Reviews Arrival about the recent surge of personal stories
Much has been written about the recent surge of personal stories being told through the horror genre in films like “It Follows,”
“The Witch” and “The Babadook,” but there’s an equally interesting trend in the science fiction genre as well.
Over the last few years, we’ve seen the genre used not only to examine the power of space travel or a post-apocalyptic future
but as a way to address common humanity more than futuristic adventure stories. Joining films like “Gravity,”
“Interstellar” and “The Martian” is Denis Villeneuve’s ambitious and moving “ Arrival ,”
a movie that’s about the day the universe changed forever but becomes more focused on a single story even as it’s expanding its worldwide narrative.
It is more about grief, time, communication and compassion than it is warp speed, and it’s a film that asks questions.
How do we approach that which terrifies us? Why is it important to communicate through language and not action?
The final act of “ Arrival ” gets to the big ideas of life that I won’t spoil here, but viewers should know that Villeneuve’s film is not the crowdpleaser of “The Martian,” Ridley Scott’s big TIFF premiere last year.
It’s a movie designed to simultaneously challenge viewers,
move them and get them talking. For the most part, it succeeds.

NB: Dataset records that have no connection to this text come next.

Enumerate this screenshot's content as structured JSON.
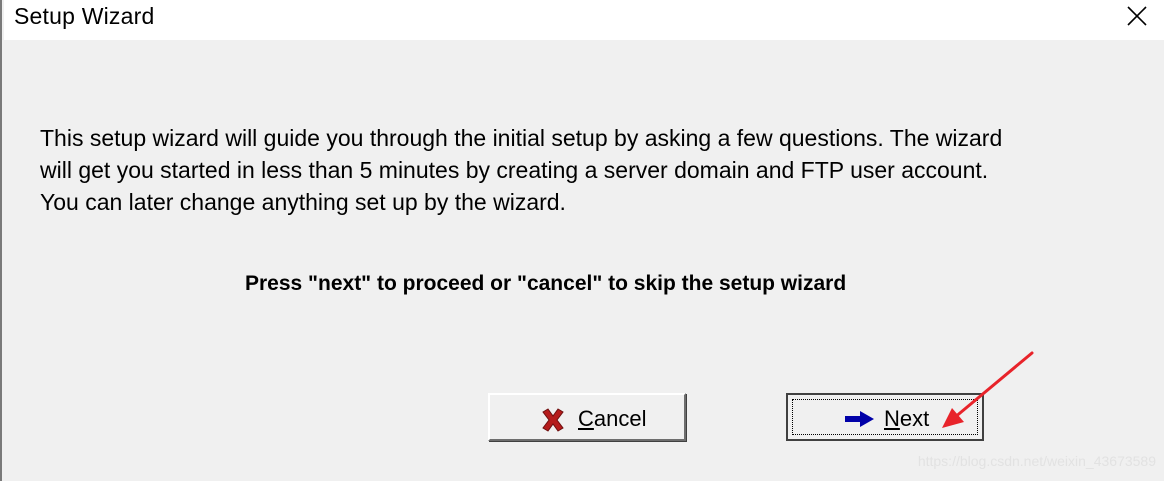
{
  "window": {
    "title": "Setup Wizard"
  },
  "content": {
    "description_lines": [
      "This setup wizard will guide you through the initial setup by asking a few questions. The wizard",
      "will get you started in less than 5 minutes by creating a server domain and FTP user account.",
      "You can later change anything set up by the wizard."
    ],
    "instruction": "Press \"next\" to proceed or \"cancel\" to skip the setup wizard"
  },
  "buttons": {
    "cancel": {
      "mnemonic": "C",
      "rest": "ancel",
      "icon": "red-x-icon"
    },
    "next": {
      "mnemonic": "N",
      "rest": "ext",
      "icon": "blue-right-arrow-icon"
    }
  },
  "annotation": {
    "icon": "red-pointer-arrow-icon",
    "color": "#e8232a"
  },
  "watermark": "https://blog.csdn.net/weixin_43673589"
}
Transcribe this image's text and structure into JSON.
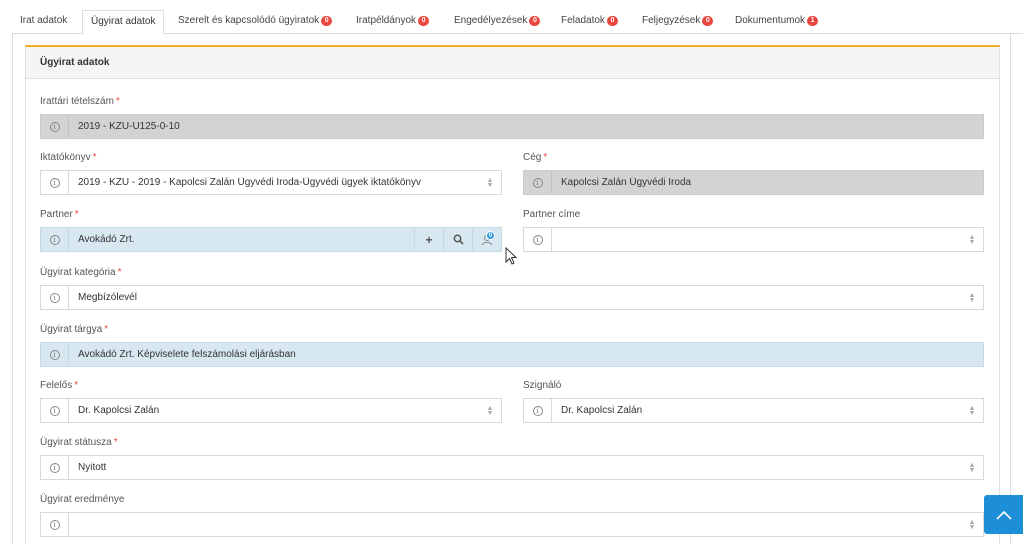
{
  "tabs": [
    {
      "label": "Irat adatok",
      "badge": ""
    },
    {
      "label": "Ügyirat adatok",
      "badge": ""
    },
    {
      "label": "Szerelt és kapcsolódó ügyiratok",
      "badge": "0"
    },
    {
      "label": "Iratpéldányok",
      "badge": "0"
    },
    {
      "label": "Engedélyezések",
      "badge": "0"
    },
    {
      "label": "Feladatok",
      "badge": "0"
    },
    {
      "label": "Feljegyzések",
      "badge": "0"
    },
    {
      "label": "Dokumentumok",
      "badge": "1"
    }
  ],
  "panel": {
    "title": "Ügyirat adatok"
  },
  "form": {
    "irattari_tetelszam": {
      "label": "Irattári tételszám",
      "value": "2019 - KZU-U125-0-10"
    },
    "iktatokonyv": {
      "label": "Iktatókönyv",
      "value": "2019 - KZU - 2019 - Kapolcsi Zalán Ügyvédi Iroda-Ügyvédi ügyek iktatókönyv"
    },
    "ceg": {
      "label": "Cég",
      "value": "Kapolcsi Zalán Ügyvédi Iroda"
    },
    "partner": {
      "label": "Partner",
      "value": "Avokádó Zrt.",
      "notif_badge": "0"
    },
    "partner_cime": {
      "label": "Partner címe",
      "value": ""
    },
    "ugyirat_kategoria": {
      "label": "Ügyirat kategória",
      "value": "Megbízólevél"
    },
    "ugyirat_targya": {
      "label": "Ügyirat tárgya",
      "value": "Avokádó Zrt. Képviselete felszámolási eljárásban"
    },
    "felelos": {
      "label": "Felelős",
      "value": "Dr. Kapolcsi Zalán"
    },
    "szignalo": {
      "label": "Szignáló",
      "value": "Dr. Kapolcsi Zalán"
    },
    "ugyirat_statusza": {
      "label": "Ügyirat státusza",
      "value": "Nyitott"
    },
    "ugyirat_eredmenye": {
      "label": "Ügyirat eredménye",
      "value": ""
    }
  },
  "required_mark": "*",
  "colors": {
    "accent": "#f0ad1e",
    "badge": "#e8463e",
    "readonly": "#d1d3d4",
    "highlight": "#d7e8f0",
    "scroll_button": "#1c8fd7"
  }
}
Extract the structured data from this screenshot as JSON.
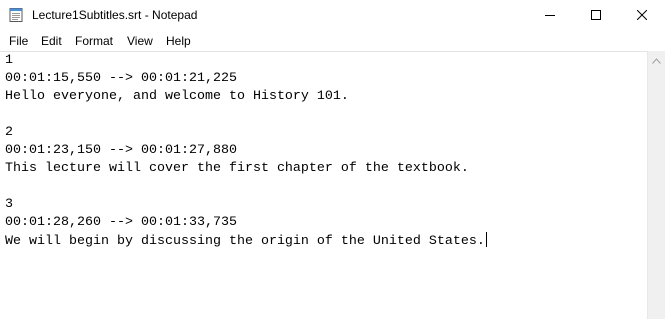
{
  "window": {
    "title": "Lecture1Subtitles.srt - Notepad"
  },
  "menu": {
    "file": "File",
    "edit": "Edit",
    "format": "Format",
    "view": "View",
    "help": "Help"
  },
  "document": {
    "lines": [
      "1",
      "00:01:15,550 --> 00:01:21,225",
      "Hello everyone, and welcome to History 101.",
      "",
      "2",
      "00:01:23,150 --> 00:01:27,880",
      "This lecture will cover the first chapter of the textbook.",
      "",
      "3",
      "00:01:28,260 --> 00:01:33,735",
      "We will begin by discussing the origin of the United States."
    ]
  },
  "icons": {
    "app": "notepad-icon",
    "minimize": "minimize-icon",
    "maximize": "maximize-icon",
    "close": "close-icon",
    "scroll_up": "chevron-up-icon"
  }
}
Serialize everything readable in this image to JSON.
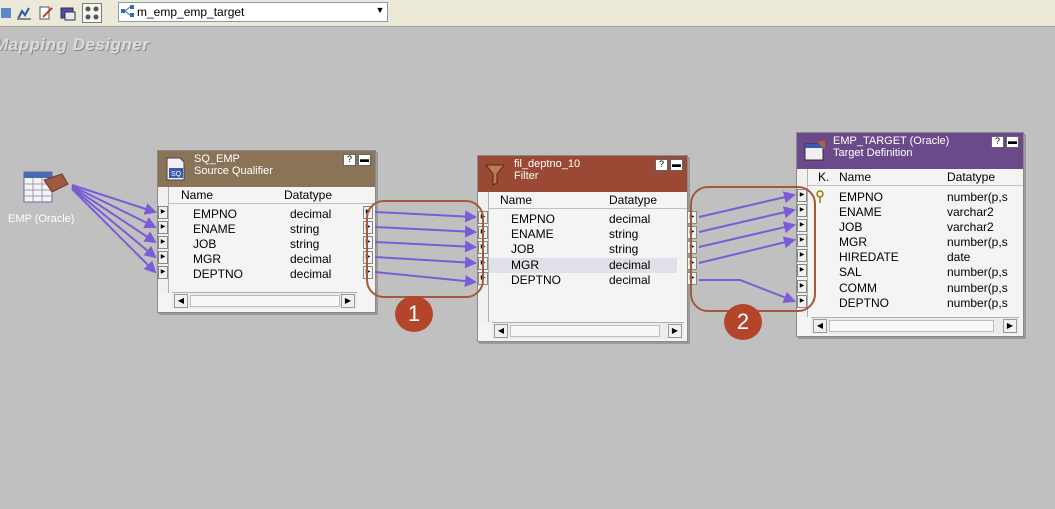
{
  "toolbar": {
    "icons": [
      "source-analyzer-icon",
      "target-designer-icon",
      "transformation-developer-icon",
      "mapplet-designer-icon",
      "mapping-designer-icon"
    ],
    "mapping_select": {
      "value": "m_emp_emp_target"
    }
  },
  "canvas": {
    "title": "Mapping Designer",
    "source": {
      "label": "EMP (Oracle)"
    }
  },
  "sq": {
    "name": "SQ_EMP",
    "type": "Source Qualifier",
    "header": {
      "name": "Name",
      "datatype": "Datatype"
    },
    "rows": [
      {
        "name": "EMPNO",
        "dtype": "decimal"
      },
      {
        "name": "ENAME",
        "dtype": "string"
      },
      {
        "name": "JOB",
        "dtype": "string"
      },
      {
        "name": "MGR",
        "dtype": "decimal"
      },
      {
        "name": "DEPTNO",
        "dtype": "decimal"
      }
    ],
    "colors": {
      "header": "#8a7357"
    }
  },
  "filter": {
    "name": "fil_deptno_10",
    "type": "Filter",
    "header": {
      "name": "Name",
      "datatype": "Datatype"
    },
    "rows": [
      {
        "name": "EMPNO",
        "dtype": "decimal"
      },
      {
        "name": "ENAME",
        "dtype": "string"
      },
      {
        "name": "JOB",
        "dtype": "string"
      },
      {
        "name": "MGR",
        "dtype": "decimal"
      },
      {
        "name": "DEPTNO",
        "dtype": "decimal"
      }
    ],
    "colors": {
      "header": "#9a4a34"
    }
  },
  "target": {
    "name": "EMP_TARGET (Oracle)",
    "type": "Target Definition",
    "header": {
      "key": "K.",
      "name": "Name",
      "datatype": "Datatype"
    },
    "rows": [
      {
        "name": "EMPNO",
        "dtype": "number(p,s"
      },
      {
        "name": "ENAME",
        "dtype": "varchar2"
      },
      {
        "name": "JOB",
        "dtype": "varchar2"
      },
      {
        "name": "MGR",
        "dtype": "number(p,s"
      },
      {
        "name": "HIREDATE",
        "dtype": "date"
      },
      {
        "name": "SAL",
        "dtype": "number(p,s"
      },
      {
        "name": "COMM",
        "dtype": "number(p,s"
      },
      {
        "name": "DEPTNO",
        "dtype": "number(p,s"
      }
    ],
    "colors": {
      "header": "#6a4a8a"
    }
  },
  "annotations": {
    "badge1": "1",
    "badge2": "2"
  },
  "colors": {
    "link": "#7b5cd6",
    "callout": "#a45a3a",
    "badge": "#b5452a",
    "canvas": "#c0c0c0"
  }
}
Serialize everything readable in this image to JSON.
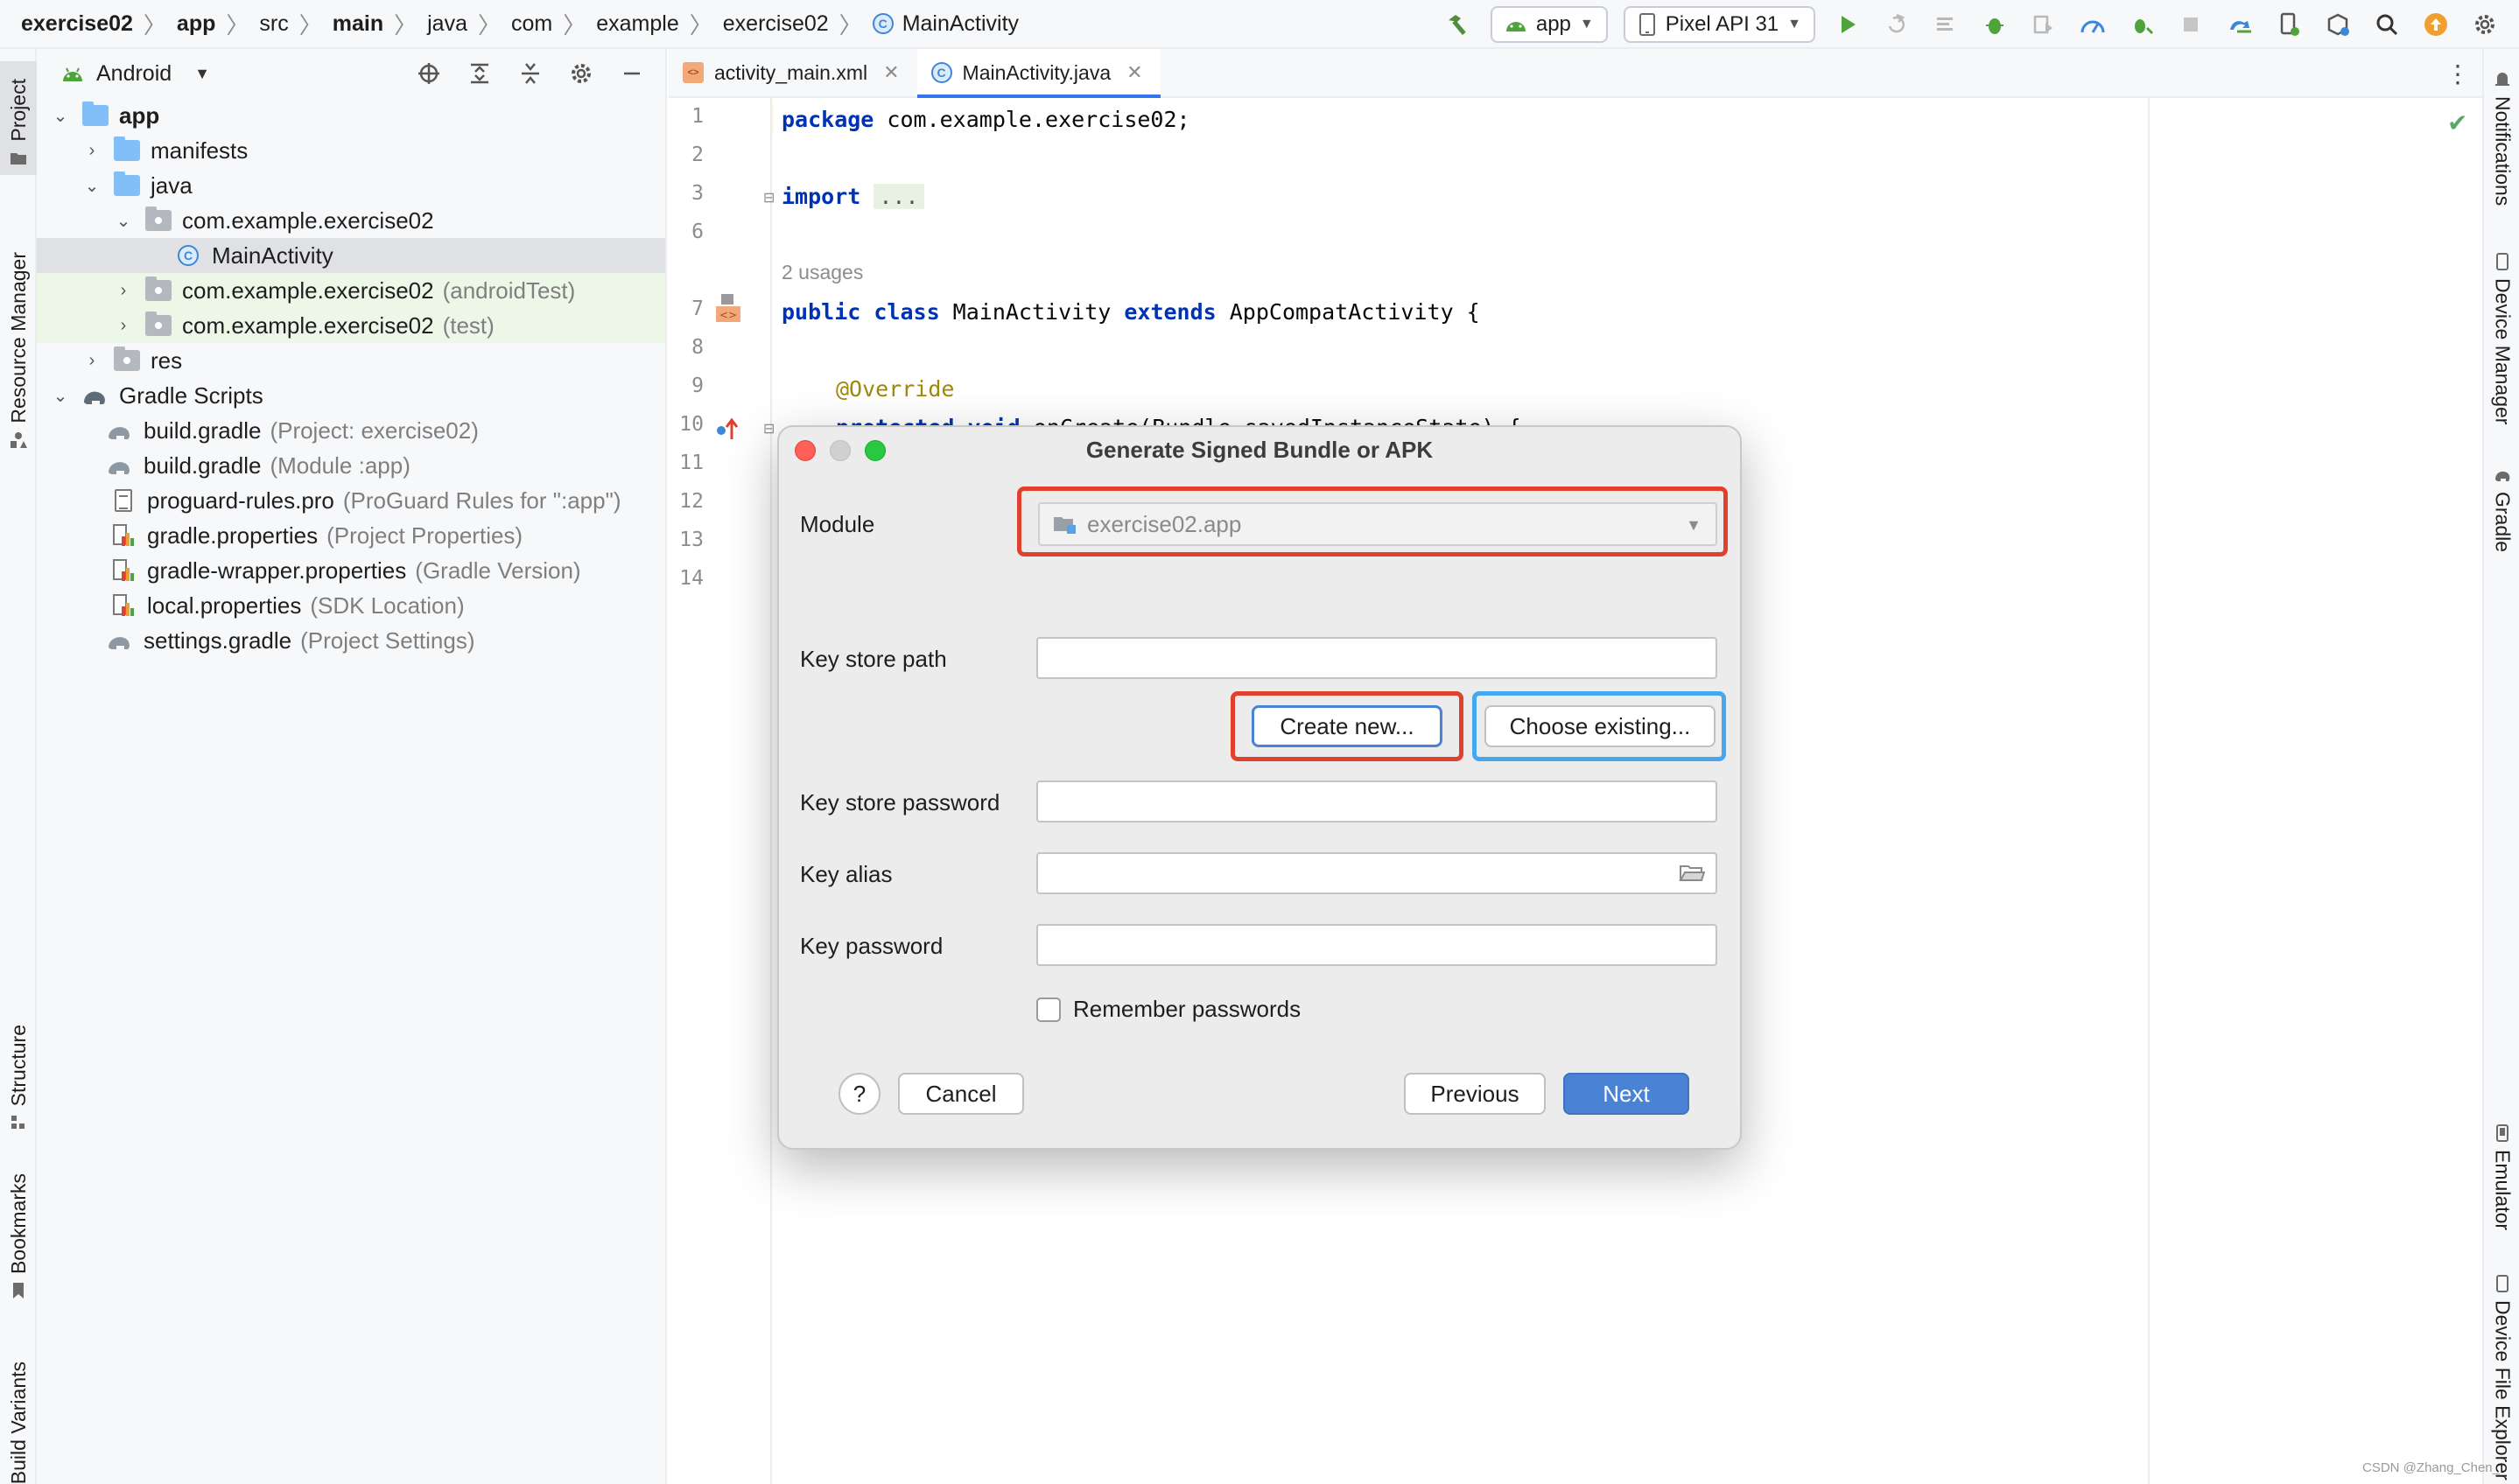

Amy Adams gives a confident, affecting performance as Louise,
a linguistics expert brought in on the day that 12 unidentified flying objects enter Earth’s orbit.
Despite what they’re telling the public—which is not much of anything at first—the governments of the world have made first contact with the creatures inside,
beings that look vaguely like some higher power merged an octopus with a giant hand.
Working with the military and a scientist named Ian (Jeremy Renner), Louise seeks to find the answer อ่านต่อ